Javier Rivera is the director of community improvement projects and operations at Ready, Willing & Able, a program that helps criminals, addicts and homeless individuals re-enter the workforce. A graduate of the program in 1997 in Harlem, N.Y., Rivera has risen through the ranks, holding supervisory positions before becoming director.
How long have you been with Ready, Willing & Able.
I’ve been working for the program for 20 years.
Have you been in Philadelphia that long too?
I’ve been in Philadelphia going on 17 years already. Before coming here to replicate the program in New York here in Philadelphia, I was actually employed with them for about two and a half, three years.
Did you ever plan on doing something like this as a career?
No, I didn’t ever plan on doing anything like this. I don’t have a degree, but I did go to a trade school to get experience as an automotive and body expert, that kind of thing. But I was a part of the service industry for multiple years. I worked at the Ritz Carlton as a supervisor of their valet services, and I’ve working here for so long with service of others.
What was it that drew you to Ready, Willing & Able?
I’m a graduate. I was a client here pretty much. I became homeless because of addiction. That’s how that occurred. I was homeless and I found out about The Doe Fund through some people at the Salvation Army, which is the place I initially went when I became homeless. I did their Salvation Army program which created structure, but I felt like I needed something else. That came about in the way of work training, which is what they offer here, the soft skills: getting up in the morning, making sure you report to work on time, having the coping skills to deal with issues at the workplace, having a work ethic and learning what it’s like to get a job and keep it. It all focused basically on ensuring you’re livelihood.
What exactly does the program entail?
These guys that are here, work isn’t the only thing they’re doing. It’s a holistic approach. These guys are required to create a savings account because we pay them for the work that they do. They’re required to attend recovery management classes. We have guys here that are required to fill a lot of positions that people don’t know about because we are self-managed. We have the security department that works here around the clock, we have a kitchen services department that provides three meals to the guys. We have 46 guys out in the field, but the rest of them are fulfilling these spots doing things that people don’t see.
How long do people usually stay in the program?
It’s a nine- to 12-month residential program, and we tell people that it’s not a treatment center. It’s workforce development, that’s what it’s all about. But we do require the guys to attend IOPs [intensive outpatient programs], to make therapist visits and engage in other treatment programs. Here, we don’t treat addiction. We go by the motto that “work works.” That is a therapy in itself. We get reports from our supervisors out in the field telling us they’ve given up, they have problems with society, they’re not getting along with the other guys in the crew. Those are all things we like to address while we’re here.
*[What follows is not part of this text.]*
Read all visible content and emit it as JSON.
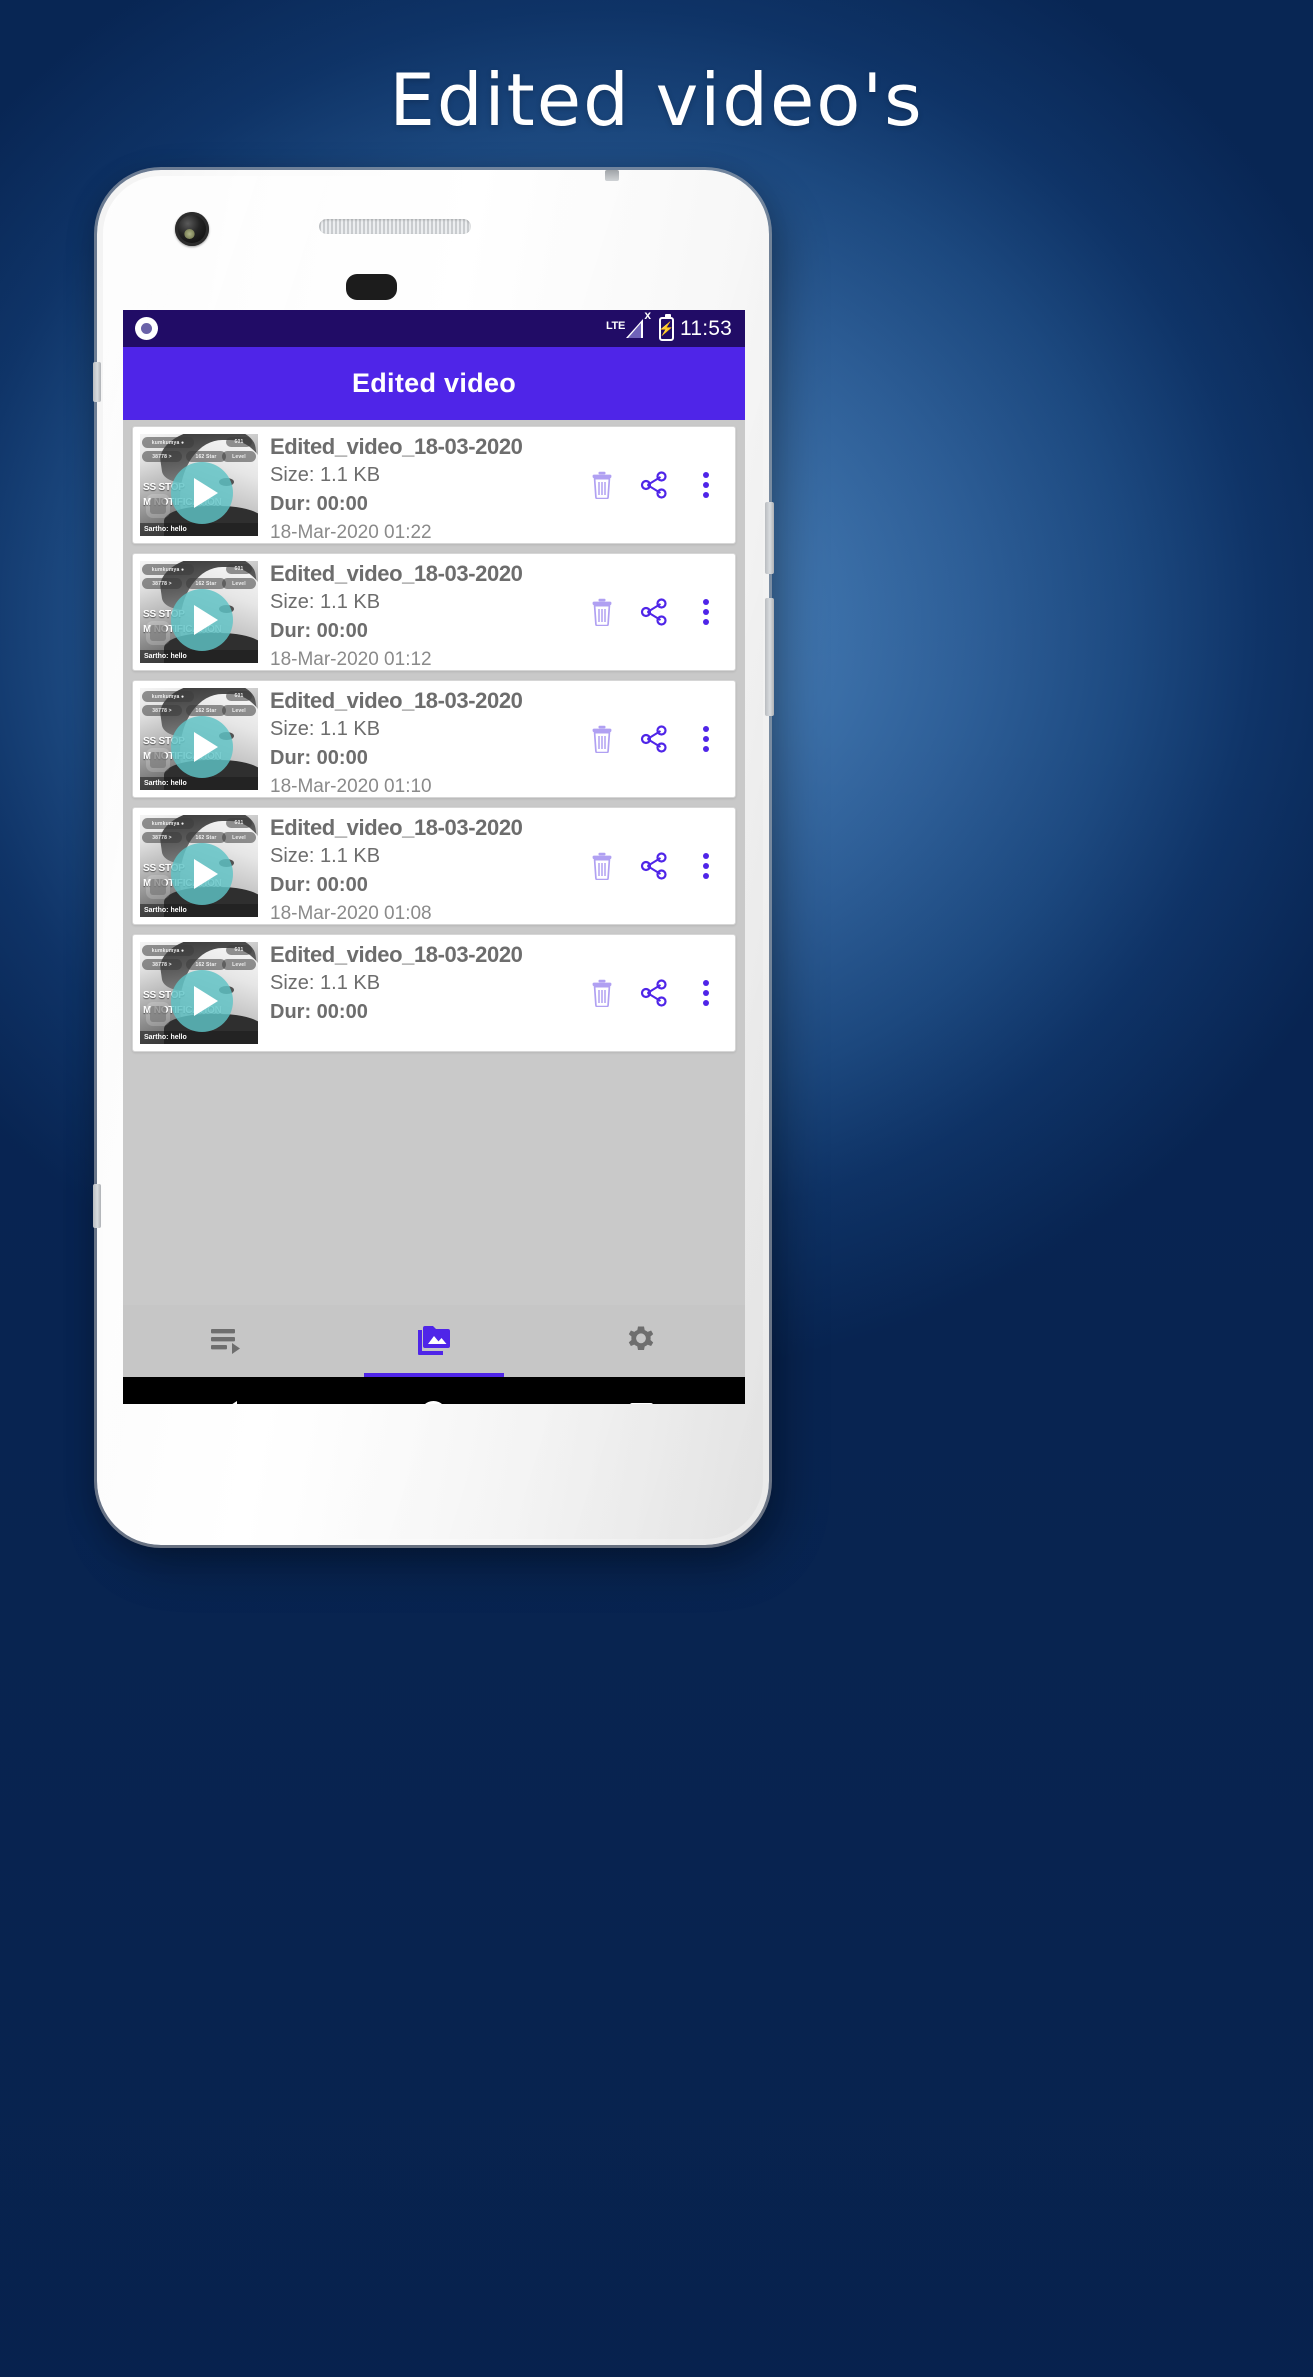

We know they need to get over that hurdle.
Do you think this program helps these guys just as much as the work they’re doing helps the communities they’re giving back to?
Definitely. The whole experience of the men going out in the field really gives them a chance to work on themselves while they’re out there. I like to say that that blue bucket they push around while they’re doing cleanups talks to them. It makes them think, “How the hell did you get yourself in this situation?” There’s a time to reflect on that, and there’s a time to build on that and create a better life and a better future yourself. This is one of the ways to do it.
You’re from New York, correct?
Yeah, I grew up in Brooklyn, and I’m a native from New York, but I love this city [Philadelphia]. I’ve been able to do things here that would’ve been real difficult, as far as purchasing a home, putting our kids through college. I bought a home right behind Temple University in a new development over there. Now my daughter’s on her way to higher education. The way the whole thing played out really feels like a miracle, taking that giant leap to get married, have a family, have children. Does this city have challenges just like any other city? Of course it does. What metropolitan city doesn’t? But I could never bash this city. What makes it special is what I’ve been able to do here.
When you were going through the program, was there a project or experience that had a strong impact on you?
Oh yeah, absolutely! Before I was a supervisor, I did what the guys are doing right now. There’s nothing we ask our men to do here that I haven’t had to do. I know how to work with commercial BOB-CAT mowers, I know what it is to work with power washing equipment, I know what it is to work with custodial equipment. But that doesn’t mean anything to me if I don’t pass that on to the men who are coming through the program. It’s the fact that I’m working with someone who’s in our program and has been clean for 30 days, so my 18 years of sobriety doesn’t mean anything. I have to look at that gentleman who’s coming in here and show him what he needs to do to get to where I am right now. That’s the thing I love the most about this.
-Text and images by Jonathan Ginsburg